Last night I decided to round up some of the latest stories I’d run across concerning climate change. This morning, lo and behold, there’s a new clutch to catch up on!
The European Space Agency’s Cryosat has provided data for a new study on Antarctic ice loss, published in Geophysical Research Letters. The study confirms that, overall, the Antarctic is losing ice mass – some parts of the West Antarctic ice sheet at a rate of 9m of ice thickness per year, while the East Antarctic is basically balanced between snow falling and ice melting. While this has been the accepted position for some years, the new data confirms that the rate of thinning in West Antarctica is now 31% greater than it was between 2005-2011.
In Nature Geoscience, a paper published today suggests that Greenland’s fjords are very much longer than was thought, which in turn means that the glaciers that meet the sea in these fjords can retreat much further than previously believed before they lose contact with seawater and slow their rate of ice-loss. This, consequently, means Greenland’s ice sheet may melt faster and further than has been anticipated.

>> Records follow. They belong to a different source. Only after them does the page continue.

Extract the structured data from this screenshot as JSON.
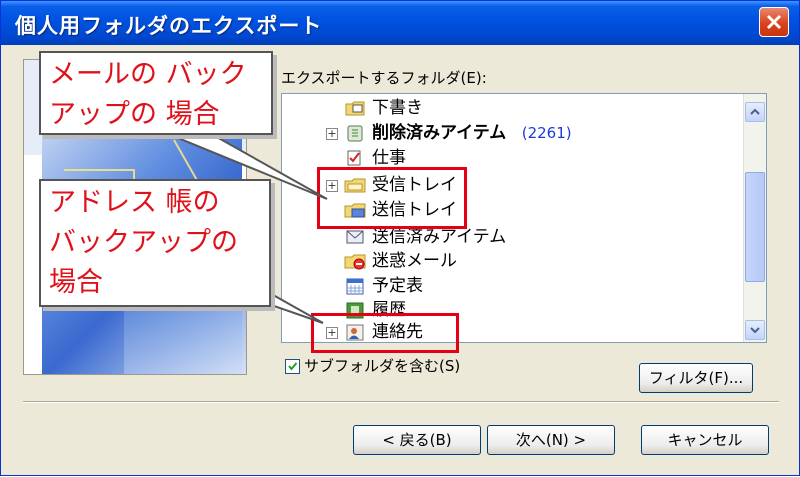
{
  "window": {
    "title": "個人用フォルダのエクスポート"
  },
  "folder_label": "エクスポートするフォルダ(E):",
  "tree_items": [
    {
      "label": "下書き",
      "bold": false,
      "expandable": false,
      "icon": "drafts-icon"
    },
    {
      "label": "削除済みアイテム",
      "bold": true,
      "expandable": true,
      "count": "(2261)",
      "icon": "deleted-items-icon"
    },
    {
      "label": "仕事",
      "bold": false,
      "expandable": false,
      "icon": "tasks-icon"
    },
    {
      "label": "受信トレイ",
      "bold": false,
      "expandable": true,
      "icon": "inbox-icon"
    },
    {
      "label": "送信トレイ",
      "bold": false,
      "expandable": false,
      "icon": "outbox-icon"
    },
    {
      "label": "送信済みアイテム",
      "bold": false,
      "expandable": false,
      "icon": "sent-items-icon"
    },
    {
      "label": "迷惑メール",
      "bold": false,
      "expandable": false,
      "icon": "junk-mail-icon"
    },
    {
      "label": "予定表",
      "bold": false,
      "expandable": false,
      "icon": "calendar-icon"
    },
    {
      "label": "履歴",
      "bold": false,
      "expandable": false,
      "icon": "journal-icon"
    },
    {
      "label": "連絡先",
      "bold": false,
      "expandable": true,
      "icon": "contacts-icon"
    }
  ],
  "include_subfolders": {
    "label": "サブフォルダを含む(S)",
    "checked": true
  },
  "buttons": {
    "filter": "フィルタ(F)...",
    "back": "< 戻る(B)",
    "next": "次へ(N) >",
    "cancel": "キャンセル"
  },
  "callouts": {
    "mail": {
      "line1": "メールの バック",
      "line2": "アップの 場合"
    },
    "address": {
      "line1": "アドレス 帳の",
      "line2": "バックアップの",
      "line3": "場合"
    }
  },
  "colors": {
    "titlebar": "#0053e1",
    "highlight": "#e50014",
    "callout_text": "#e0111a",
    "dialog_bg": "#ece9d8"
  }
}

And on the adaptation front, the UK’s Environment Agency chairman has suggested that Dutch-style floating homes would be an appropriate response to the horrendous flooding experienced at the beginning of the year in some parts of England. There is, apparently, no chance that people might just stop building their homes on flood plains. I wonder why it’s taken them so long to realise that the Dutch have some excellent adaptation plans in hand and, perhaps more to the point, how long it’ll take to convince our bureaucrats to accept such ideas in the UK planning permission system? Hopefully, not too long – particularly if the exceptionally wet winter just past is any indicator of future trends!

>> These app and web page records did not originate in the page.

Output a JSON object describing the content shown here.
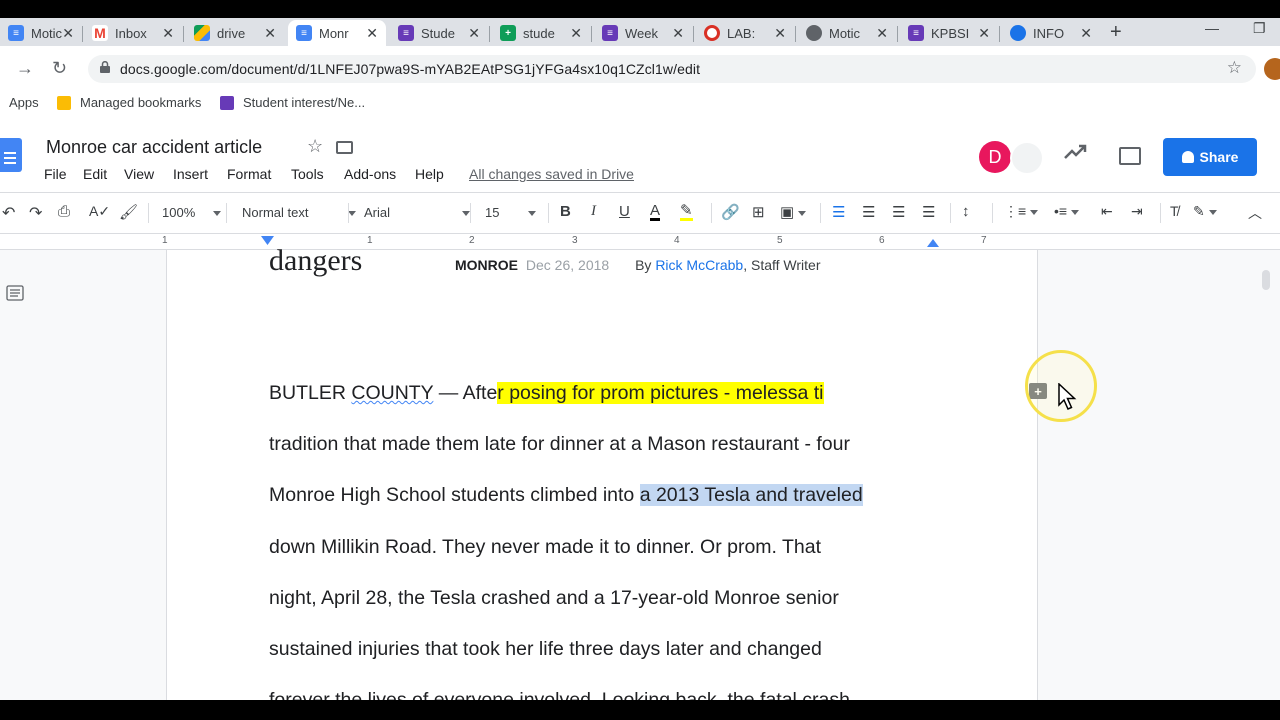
{
  "tabs": [
    {
      "label": "Motic",
      "color": "#4285f4"
    },
    {
      "label": "Inbox",
      "color": "#ea4335"
    },
    {
      "label": "drive",
      "color": "#fbbc04"
    },
    {
      "label": "Monr",
      "color": "#4285f4"
    },
    {
      "label": "Stude",
      "color": "#673ab7"
    },
    {
      "label": "stude",
      "color": "#0f9d58"
    },
    {
      "label": "Week",
      "color": "#673ab7"
    },
    {
      "label": "LAB:",
      "color": "#d93025"
    },
    {
      "label": "Motic",
      "color": "#5f6368"
    },
    {
      "label": "KPBSI",
      "color": "#673ab7"
    },
    {
      "label": "INFO",
      "color": "#1a73e8"
    }
  ],
  "address": {
    "url": "docs.google.com/document/d/1LNFEJ07pwa9S-mYAB2EAtPSG1jYFGa4sx10q1CZcl1w/edit"
  },
  "bookmarks": {
    "apps": "Apps",
    "managed": "Managed bookmarks",
    "student": "Student interest/Ne..."
  },
  "doc": {
    "title": "Monroe car accident article",
    "saved_status": "All changes saved in Drive",
    "share_label": "Share",
    "presence_initial": "D"
  },
  "menu": [
    "File",
    "Edit",
    "View",
    "Insert",
    "Format",
    "Tools",
    "Add-ons",
    "Help"
  ],
  "toolbar": {
    "zoom": "100%",
    "style": "Normal text",
    "font": "Arial",
    "size": "15"
  },
  "ruler": [
    "1",
    "1",
    "2",
    "3",
    "4",
    "5",
    "6",
    "7"
  ],
  "article": {
    "heading_fragment": "dangers",
    "location": "MONROE",
    "date": "Dec 26, 2018",
    "by": "By",
    "author": "Rick McCrabb",
    "role": ", Staff Writer",
    "line1_a": "BUTLER ",
    "line1_spell": "COUNTY",
    "line1_b": " — Afte",
    "line1_hl": "r posing for prom pictures - melessa ti",
    "line2": "tradition that made them late for dinner at a Mason restaurant - four",
    "line3_a": "Monroe High School students climbed into ",
    "line3_sel": "a 2013 Tesla and traveled",
    "line4": "down Millikin Road.  They never made it to dinner.  Or prom.  That",
    "line5": "night, April 28, the Tesla crashed and a 17-year-old Monroe senior",
    "line6": "sustained injuries that took her life three days later and changed",
    "line7": "forever the lives of everyone involved.  Looking back, the fatal crash"
  },
  "colors": {
    "highlight": "#ffff00",
    "selection": "#c2d7f2",
    "share": "#1a73e8",
    "author_link": "#1a73e8"
  }
}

And having rounded up these strays, I look forward to tomorrow’s fresh hatch of news….